» **Listed entries**

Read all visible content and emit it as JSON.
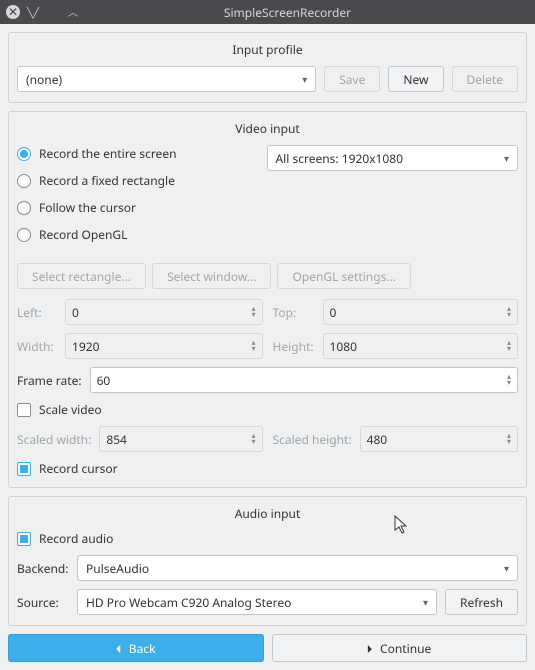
{
  "window": {
    "title": "SimpleScreenRecorder"
  },
  "input_profile": {
    "title": "Input profile",
    "value": "(none)",
    "save": "Save",
    "new": "New",
    "delete": "Delete"
  },
  "video": {
    "title": "Video input",
    "record_entire": "Record the entire screen",
    "record_fixed": "Record a fixed rectangle",
    "follow_cursor": "Follow the cursor",
    "record_opengl": "Record OpenGL",
    "screen_select": "All screens: 1920x1080",
    "select_rectangle": "Select rectangle...",
    "select_window": "Select window...",
    "opengl_settings": "OpenGL settings...",
    "left_label": "Left:",
    "left": "0",
    "top_label": "Top:",
    "top": "0",
    "width_label": "Width:",
    "width": "1920",
    "height_label": "Height:",
    "height": "1080",
    "frame_rate_label": "Frame rate:",
    "frame_rate": "60",
    "scale_video": "Scale video",
    "scaled_width_label": "Scaled width:",
    "scaled_width": "854",
    "scaled_height_label": "Scaled height:",
    "scaled_height": "480",
    "record_cursor": "Record cursor"
  },
  "audio": {
    "title": "Audio input",
    "record_audio": "Record audio",
    "backend_label": "Backend:",
    "backend": "PulseAudio",
    "source_label": "Source:",
    "source": "HD Pro Webcam C920 Analog Stereo",
    "refresh": "Refresh"
  },
  "footer": {
    "back": "Back",
    "continue": "Continue"
  }
}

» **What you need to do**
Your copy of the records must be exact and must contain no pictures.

» **Reply to the exercise**
Read all visible content and emit it as JSON.
{
  "window": {
    "title": "SimpleScreenRecorder"
  },
  "input_profile": {
    "title": "Input profile",
    "value": "(none)",
    "save": "Save",
    "new": "New",
    "delete": "Delete"
  },
  "video": {
    "title": "Video input",
    "record_entire": "Record the entire screen",
    "record_fixed": "Record a fixed rectangle",
    "follow_cursor": "Follow the cursor",
    "record_opengl": "Record OpenGL",
    "screen_select": "All screens: 1920x1080",
    "select_rectangle": "Select rectangle...",
    "select_window": "Select window...",
    "opengl_settings": "OpenGL settings...",
    "left_label": "Left:",
    "left": "0",
    "top_label": "Top:",
    "top": "0",
    "width_label": "Width:",
    "width": "1920",
    "height_label": "Height:",
    "height": "1080",
    "frame_rate_label": "Frame rate:",
    "frame_rate": "60",
    "scale_video": "Scale video",
    "scaled_width_label": "Scaled width:",
    "scaled_width": "854",
    "scaled_height_label": "Scaled height:",
    "scaled_height": "480",
    "record_cursor": "Record cursor"
  },
  "audio": {
    "title": "Audio input",
    "record_audio": "Record audio",
    "backend_label": "Backend:",
    "backend": "PulseAudio",
    "source_label": "Source:",
    "source": "HD Pro Webcam C920 Analog Stereo",
    "refresh": "Refresh"
  },
  "footer": {
    "back": "Back",
    "continue": "Continue"
  }
}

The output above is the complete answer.